The circuit is built around the CD4553 3-digit BCD (binary coded decimal) Counter which provides the necessary functionality to count and store input pulses and enable display control of the count. The CD4553 works in conjunction with the CD4511 BCD-to-7 Segement LED driver. The CD4511 provides the functions of a 4-bit storage latch, an BCD-to-seven
segment decoder, and an output drive capability. Three individual common-cathode 7-segment LED displays are used for the output display. Switch debouncing is provided by NAND Schmitt triggers (CD4093 provides four NAND gates of which two are used).
7-Segment LED Display's

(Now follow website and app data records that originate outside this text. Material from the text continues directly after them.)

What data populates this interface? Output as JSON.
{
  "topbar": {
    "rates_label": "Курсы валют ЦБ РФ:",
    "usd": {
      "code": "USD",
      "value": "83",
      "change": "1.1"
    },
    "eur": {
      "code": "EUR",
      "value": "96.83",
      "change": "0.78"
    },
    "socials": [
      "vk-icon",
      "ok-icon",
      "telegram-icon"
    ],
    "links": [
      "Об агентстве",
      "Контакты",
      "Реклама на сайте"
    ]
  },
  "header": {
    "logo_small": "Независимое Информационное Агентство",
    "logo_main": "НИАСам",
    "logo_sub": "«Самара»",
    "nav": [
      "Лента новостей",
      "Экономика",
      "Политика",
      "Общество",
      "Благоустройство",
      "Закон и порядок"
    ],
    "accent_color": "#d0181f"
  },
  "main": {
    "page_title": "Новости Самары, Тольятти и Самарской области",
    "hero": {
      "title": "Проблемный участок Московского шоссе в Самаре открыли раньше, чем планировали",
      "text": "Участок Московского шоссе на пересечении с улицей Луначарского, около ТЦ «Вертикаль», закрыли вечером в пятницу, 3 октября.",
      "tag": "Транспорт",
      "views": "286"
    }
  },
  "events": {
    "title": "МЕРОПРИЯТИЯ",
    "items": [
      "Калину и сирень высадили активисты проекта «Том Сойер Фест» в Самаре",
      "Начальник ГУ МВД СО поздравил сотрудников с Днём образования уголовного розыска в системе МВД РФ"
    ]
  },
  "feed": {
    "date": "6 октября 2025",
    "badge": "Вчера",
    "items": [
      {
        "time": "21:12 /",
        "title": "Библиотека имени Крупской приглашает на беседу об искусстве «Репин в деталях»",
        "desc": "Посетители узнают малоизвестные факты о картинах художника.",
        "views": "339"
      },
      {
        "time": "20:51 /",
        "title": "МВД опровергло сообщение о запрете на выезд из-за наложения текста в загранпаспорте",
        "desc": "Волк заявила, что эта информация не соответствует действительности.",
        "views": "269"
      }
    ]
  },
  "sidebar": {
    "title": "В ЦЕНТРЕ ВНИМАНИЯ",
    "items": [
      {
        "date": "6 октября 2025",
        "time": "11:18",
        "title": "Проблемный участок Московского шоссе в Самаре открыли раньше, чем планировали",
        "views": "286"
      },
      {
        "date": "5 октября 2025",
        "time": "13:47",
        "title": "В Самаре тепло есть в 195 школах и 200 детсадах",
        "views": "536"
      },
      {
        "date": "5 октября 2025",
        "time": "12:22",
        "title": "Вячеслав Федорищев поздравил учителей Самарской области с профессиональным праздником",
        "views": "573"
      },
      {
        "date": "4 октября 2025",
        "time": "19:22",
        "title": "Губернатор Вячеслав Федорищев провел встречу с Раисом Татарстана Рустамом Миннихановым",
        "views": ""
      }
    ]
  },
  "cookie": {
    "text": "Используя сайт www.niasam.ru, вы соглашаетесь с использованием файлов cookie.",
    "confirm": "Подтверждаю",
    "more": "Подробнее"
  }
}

A single 7-segment LED display consists of seven LED's (each shaped as a short bar) arranged in a rectanglar fashion, which when illuminated together in certain patterns, form the digits from 'zero' to 'nine' (i.e a single digit of a 'number'). There is an eighth LED to give the decimal point if necessary (not used in this application).
Each of the 7-segment LED displays have a common-cathode in the version used in this particular circuit. The following diagram (from the datasheet of the particular LED displays used) shows how the various segments (labelled 'a' to 'g') on the LED display are arranged and connected to the various pins. For example, to form the digit representing '7' segments 'a', 'b' and 'c' would need to be illuminated simultaneously (ie, pins 10, 9 and 8).

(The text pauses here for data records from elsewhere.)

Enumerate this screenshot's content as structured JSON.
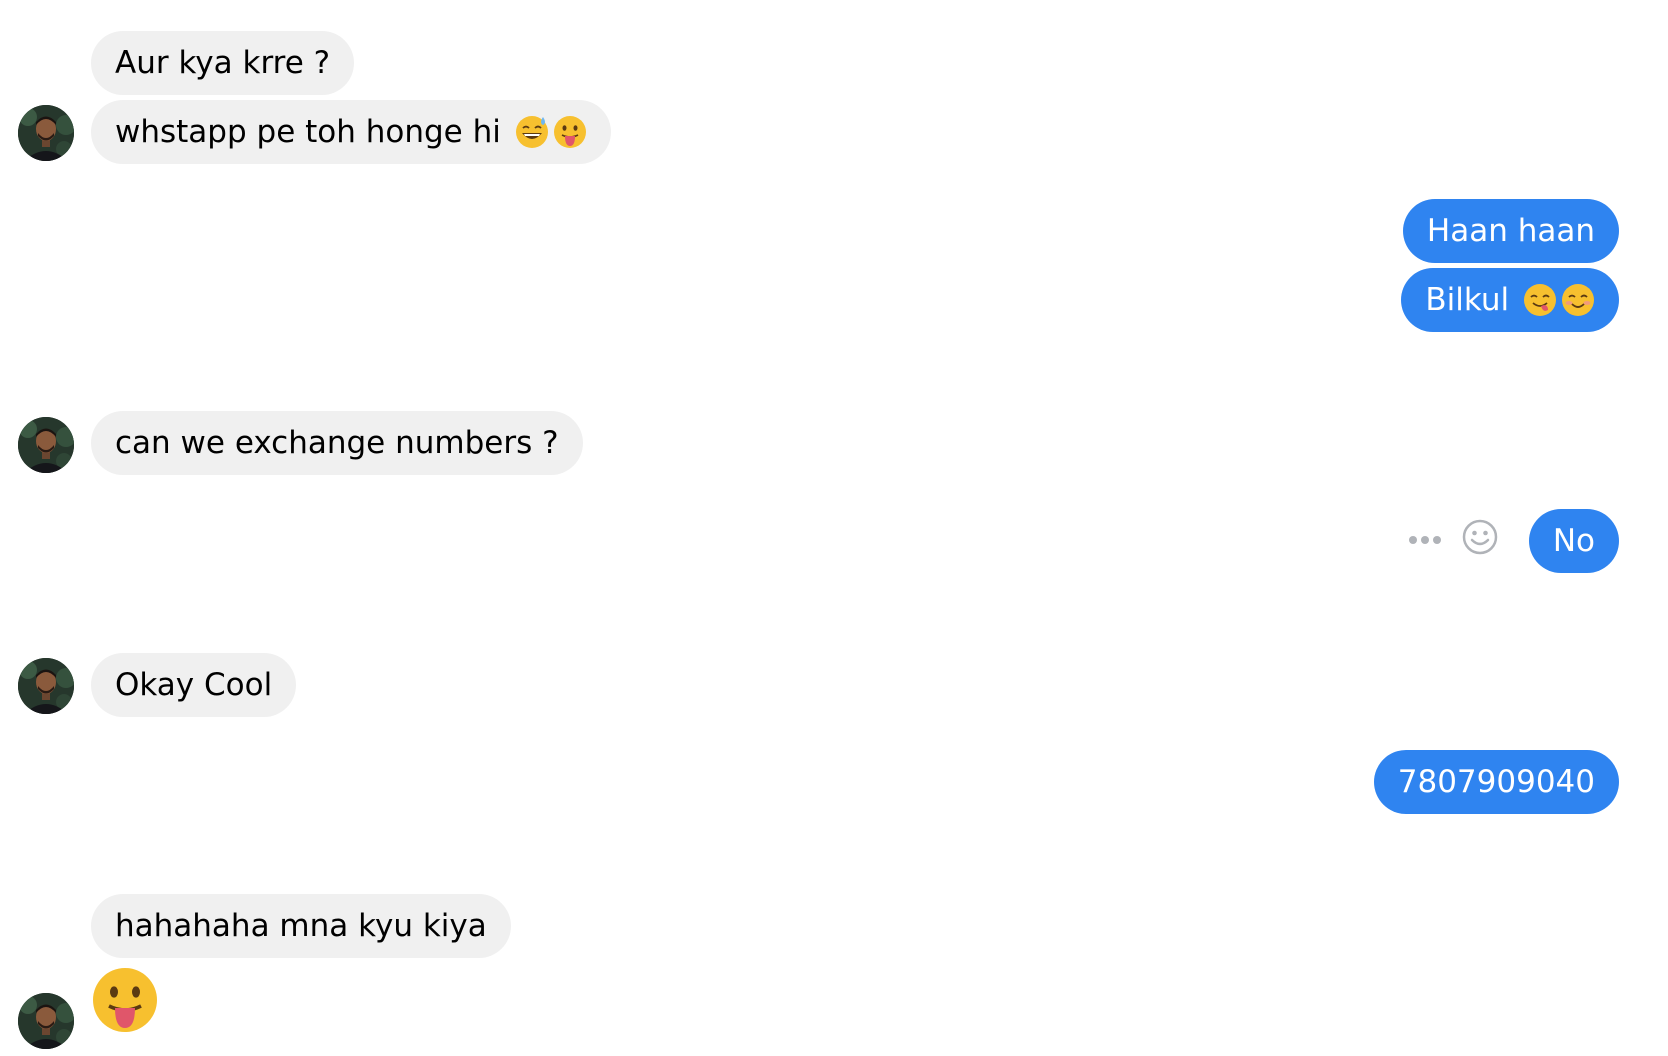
{
  "messages": [
    {
      "side": "in",
      "text": "Aur kya krre ?"
    },
    {
      "side": "in",
      "text": "whstapp pe toh honge hi",
      "emojis": [
        "grinning-sweat-emoji",
        "tongue-out-emoji"
      ]
    },
    {
      "side": "out",
      "text": "Haan haan"
    },
    {
      "side": "out",
      "text": "Bilkul",
      "emojis": [
        "yum-emoji",
        "blush-emoji"
      ]
    },
    {
      "side": "in",
      "text": "can we exchange numbers ?"
    },
    {
      "side": "out",
      "text": "No"
    },
    {
      "side": "in",
      "text": "Okay Cool"
    },
    {
      "side": "out",
      "text": "7807909040"
    },
    {
      "side": "in",
      "text": "hahahaha mna kyu kiya"
    },
    {
      "side": "in",
      "emoji_only": "tongue-out-emoji"
    }
  ],
  "message_actions": {
    "more_icon": "more-options-icon",
    "react_icon": "react-smiley-icon"
  },
  "colors": {
    "outgoing_bubble": "#2f84f0",
    "incoming_bubble": "#f0f0f0",
    "outgoing_text": "#ffffff",
    "incoming_text": "#000000",
    "action_icon": "#b0b3b8"
  }
}
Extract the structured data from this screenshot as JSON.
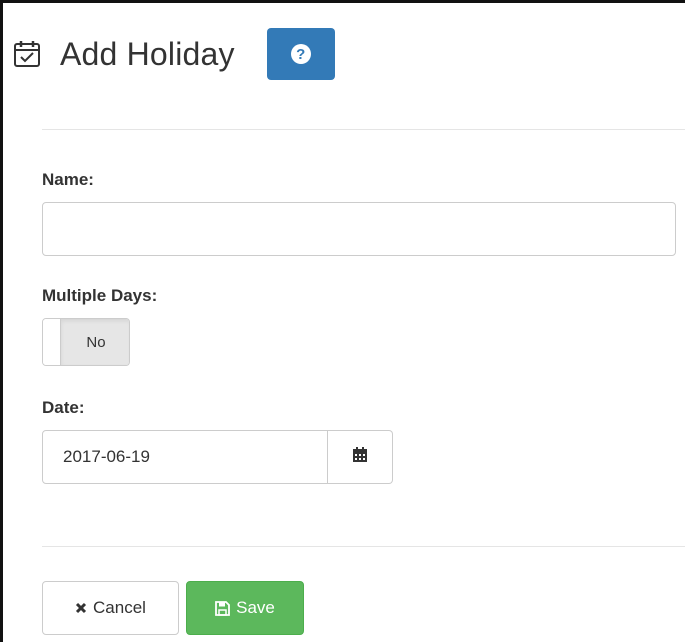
{
  "header": {
    "title": "Add Holiday",
    "title_icon": "calendar-check-icon",
    "help_icon": "question-circle-icon",
    "help_glyph": "?",
    "help_color": "#337ab7"
  },
  "form": {
    "name": {
      "label": "Name:",
      "value": "",
      "placeholder": ""
    },
    "multiple_days": {
      "label": "Multiple Days:",
      "toggle_text": "No",
      "checked": false
    },
    "date": {
      "label": "Date:",
      "value": "2017-06-19",
      "addon_icon": "calendar-icon"
    }
  },
  "actions": {
    "cancel": {
      "label": "Cancel",
      "icon": "times-icon"
    },
    "save": {
      "label": "Save",
      "icon": "floppy-disk-icon",
      "color": "#5cb85c"
    }
  }
}
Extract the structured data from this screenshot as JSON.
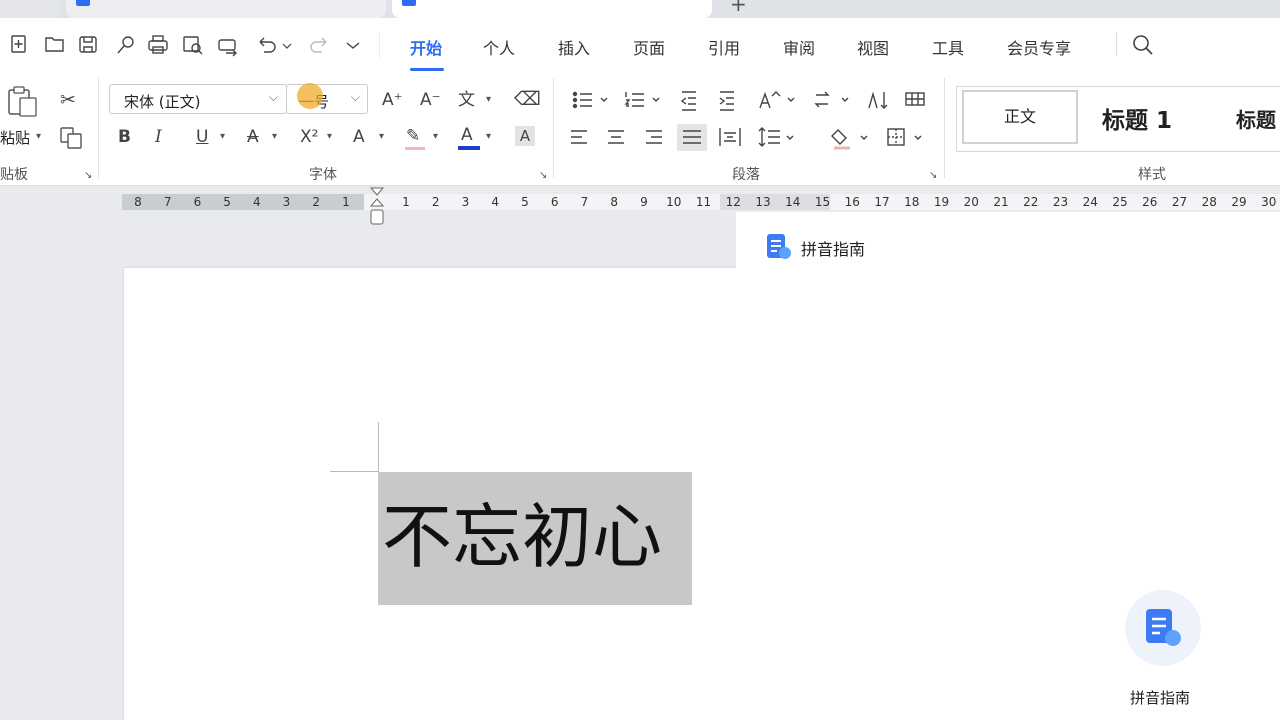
{
  "tabs": [
    {
      "label": "",
      "active": false
    },
    {
      "label": "",
      "active": false
    },
    {
      "label": "",
      "active": true
    }
  ],
  "menu_tabs": [
    "开始",
    "个人",
    "插入",
    "页面",
    "引用",
    "审阅",
    "视图",
    "工具",
    "会员专享"
  ],
  "active_menu": "开始",
  "ribbon": {
    "paste_label": "粘贴",
    "clipboard_group": "贴板",
    "font_name": "宋体 (正文)",
    "font_size": "一号",
    "font_group": "字体",
    "paragraph_group": "段落",
    "styles_group": "样式",
    "style_normal": "正文",
    "style_heading1": "标题 1",
    "style_heading2": "标题"
  },
  "ruler": {
    "left_numbers": [
      "8",
      "7",
      "6",
      "5",
      "4",
      "3",
      "2",
      "1"
    ],
    "right_numbers": [
      "1",
      "2",
      "3",
      "4",
      "5",
      "6",
      "7",
      "8",
      "9",
      "10",
      "11",
      "12",
      "13",
      "14",
      "15",
      "16",
      "17",
      "18",
      "19",
      "20",
      "21",
      "22",
      "23",
      "24",
      "25",
      "26",
      "27",
      "28",
      "29",
      "30"
    ]
  },
  "document": {
    "selected_text": "不忘初心"
  },
  "side_panel": {
    "title": "拼音指南",
    "fab_label": "拼音指南"
  },
  "colors": {
    "accent": "#2f6cf3",
    "selection": "#c8c8c8",
    "font_color_bar": "#1f3ec7"
  }
}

The CD4553 and CD4511 provide the necessary functionality that enables an input digit (in the form of binary coded decimal format) to be translated into the necessay segments being illuminated on a connected 7-segment LED display.
BCD to 7-Segment Driver (CD4511)
The CD4511 converts an input 'number' (binary coded decimal in the range 0 to 9) to the correct 'segments' that need to be illuminated on a 7-segment LED display that represent the number as a 'digit' on the display. The truth table given in the CD4511 datasheet demonstrates how this is done. For example, for an input number '7', which in BCD is 1110, i.e. 22 + 2 1 + 20 which equals 4+2+1=7, and corresponds to inputs C, B and A being '1' in the truth table or equivalently pins 1, 2 and 7 being 'high' (~5V).
Note that the CD4511 also has inputs for Lamp test (LT), blanking (BI), and latch enable (LE) inputs are used to test the display, to turn-off or pulse modulate the brightness of the display, and to store a BCD code, respectively.
The CD4553 provides the necessary circuity to convert a 'number' into BCD format necessary for connection to the CD4511 (as well as event/pulse counting functionality).
3-Digit BCD Counter (CD4553)
The CD4553 consists of three BCD counters that are cascaded synchronously with a latch to store the result. This means a value in the range of 0 to 999 can be counted and stored (on overflow returns to 0). The signal lines Q0 to Q3 (pins 5 through 9) output a BCD value that represents each digit. Since three digits are required to respresent the full possible range of values, the output lines DS1 to DS3 (pins 1, 2 and 15) enable multiplexing of the BCD signal output lines to output one BCD digit at a time.
The frequency of the multiplexed output is given by the capacitor connected across pins 3 and 4 (which with 1nF is approximately ~1kHz). The output lines DS1 to DS3 are therefore rapidly switched in sequence, which in turn connects the cathode of each 7-segment LED display via a BC557 transistor. This then enables each 7-segment LED display to be enabled at the correct time to display the correct digit.
The momentary push-button switches used on the clock and reset lines are 'noisy' and will cause multiple 'counts' if not debounced. There are numerous ways to provide 'debouncing' for switches (an appropriately valued resistor + capacitor can perhaps be sufficient), but in this case the '100%' effective option of using NAND gates (from CD4093) was taken.